03/02/2004 12:00AM

A thrilling day in Big Cap lore


ARCADIA, Calif. - Bob Grossi got it right in his photograph of Affirmed, in full flight and on his way to victory in the 1979 running of the Santa Anita Handicap.

The angle is low, taken from the standside rail of the Santa Anita homestretch, with the dying sun of that March 4 afternoon bathing Affirmed's copper coat in a golden glow. Affirmed is reaching out with both front feet, while Laffit Pincay, resplendent in the black and flamingo pink of Lou and Patrice Wolfson, is preparing to bring down his right-handed whip in perfect cadence with the powerful gathering of Affirmed's next stride.

There are no other horses in the picture.

At that point in the race, Affirmed had pulled away from the ambitious Painted Wagon and was opening daylight on two of the best distance horses in the world. Tiller finished second that day, 4 1/2 lengths behind Affirmed, and Exceller got up for a dead heat with Painted Wagon for third, more than seven lengths behind the winner.

Affirmed's final official time for the 1 1/4 was 1:58 3/5 (recorded in the prehistoric days before hundredths even existed). It was a track record, a full second better than the mark held jointly by Bold Bidder, from the 1966 Strub Stakes, and Quicken Tree, from the 1970 Santa Anita Handicap.

Time, as we know, can be both relative and irrelevant. Still, for more than 40 years, through a variety of track and weather conditions, Santa Anita Park had served as a 1 1/4-mile proving ground for the best possible array of older horses, including Seabiscuit, Citation, Noor, Round Table, Gun Bow, Hill Rise, Pretense, Nodouble, Ack Ack, and Cougar.

Affirmed's record proved only the obvious: that if you turn loose a very good horse against a very good field, he will rise to the occasion.

Affirmed had developed a reputation for cutting it close and doing no more than he had to do to win. It was a false impression. Affirmed beat Alydar time after time, but it was always close because they were brothers in ability. Through the first two years of Affirmed's career, when Affirmed was not confronted by Alydar, no one remembers who finished second.

The Santa Anita Handicap, however, marked a watershed moment in the life of Affirmed. To that point, he could only lay claim to being the best of his generation, a Triple Crown winner who was not quite good enough to beat the cream of the older horses in the fall of his 3-year-old season. The cream, in this instance, was represented by Seattle Slew and Exceller.

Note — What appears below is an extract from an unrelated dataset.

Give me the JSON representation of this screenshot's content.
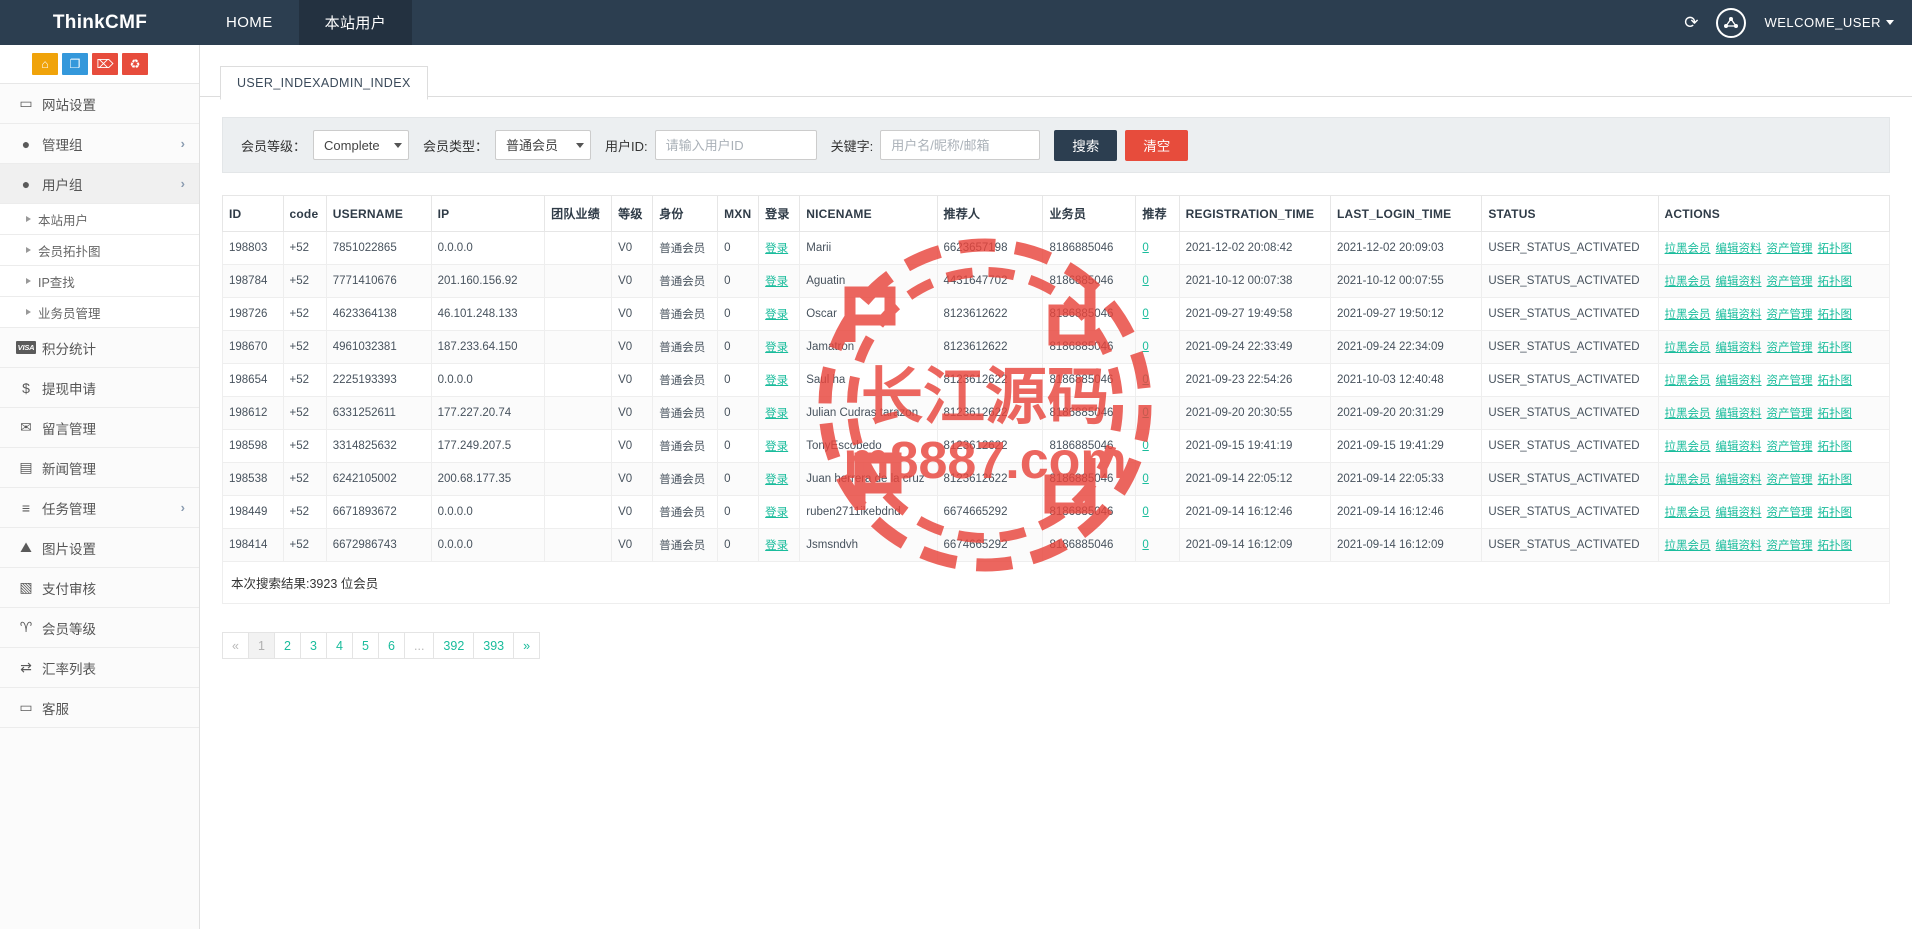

The events leading up to the 1979 Santa Anita Handicap stirred operatic emotions. Affirmed spent the early part of his 4-year-old campaign just going through the motions, losing the Malibu Stakes and San Fernando Stakes. Steve Cauthen was replaced by Pincay for the Strub Stakes, and Affirmed responded with a 10-length win. Conclusions were being drawn freely.

Whatever the mix, Affirmed and Pincay wrote pure poetry in the Strub, then went one better in the Santa Anita Handicap. And they did it under conditions that, at least by today's measure, are hard to comprehend.

For starters, Affirmed carried 128 pounds, courtesy of Santa Anita's racing secretary, Lou Eilken. Eilken was an old school secretary, steeped in tradition, whose role models included Walter Vosburgh, John B. Campbell, and his personal mentor, Jimmy Kilroe.

As Eilken saw it, his job was to test the best horses with weight, requiring them to work for their reputations. A "handicap" was to be taken seriously, as long as the track advertised it that way.

So Affirmed's 128 was earned after his romp in the Strub, in which he carried 126. To Eilken, Exceller's brilliant 1978 campaign more than justified his 127, even though he had not raced for four months. And even though Tiller had carried only 121 in winning the San Antonio, Eilken wasn't fooled. He ignored the San Antonio, which was weighted by allowances, and took his cue from Tiller's impressive victory under 126 on the dirt in the 1 1/4-mile San Marcos. For the Handicap, Tiller carried 127.

The presence of Affirmed and the prospect of challenges from 5-year-old Tiller and 6-year-old Exceller attracted a crowd of 66,560. Only five of 41 previous Handicaps drew a larger audience.

Steve Ferraro remembers it well. He trained Painted Wagon, a classy 6-year-old who had finished second to Tiller in the San Antonio.

"Saddling the horses that day, it was the most electric moment I've ever experienced," said Ferraro, who still owns a handful of horses today. "You literally couldn't see the paddock from the saddling enclosure, there were so many people. And it was because of Affirmed."

With Cauthen bounced by Laz Barrera from Affirmed, Ferraro landed the young champion for the Handicap mount on Painted Wagon. Fairy tales sometimes come true, but not on this day, and not when up against Affirmed.

"I had no delusions about beating Affirmed," Ferraro said. "But I thought he would run well, and I was very pleased he was able to dead-heat for third. You know, the more I think about it, that's probably the most exciting day I've ever had in racing."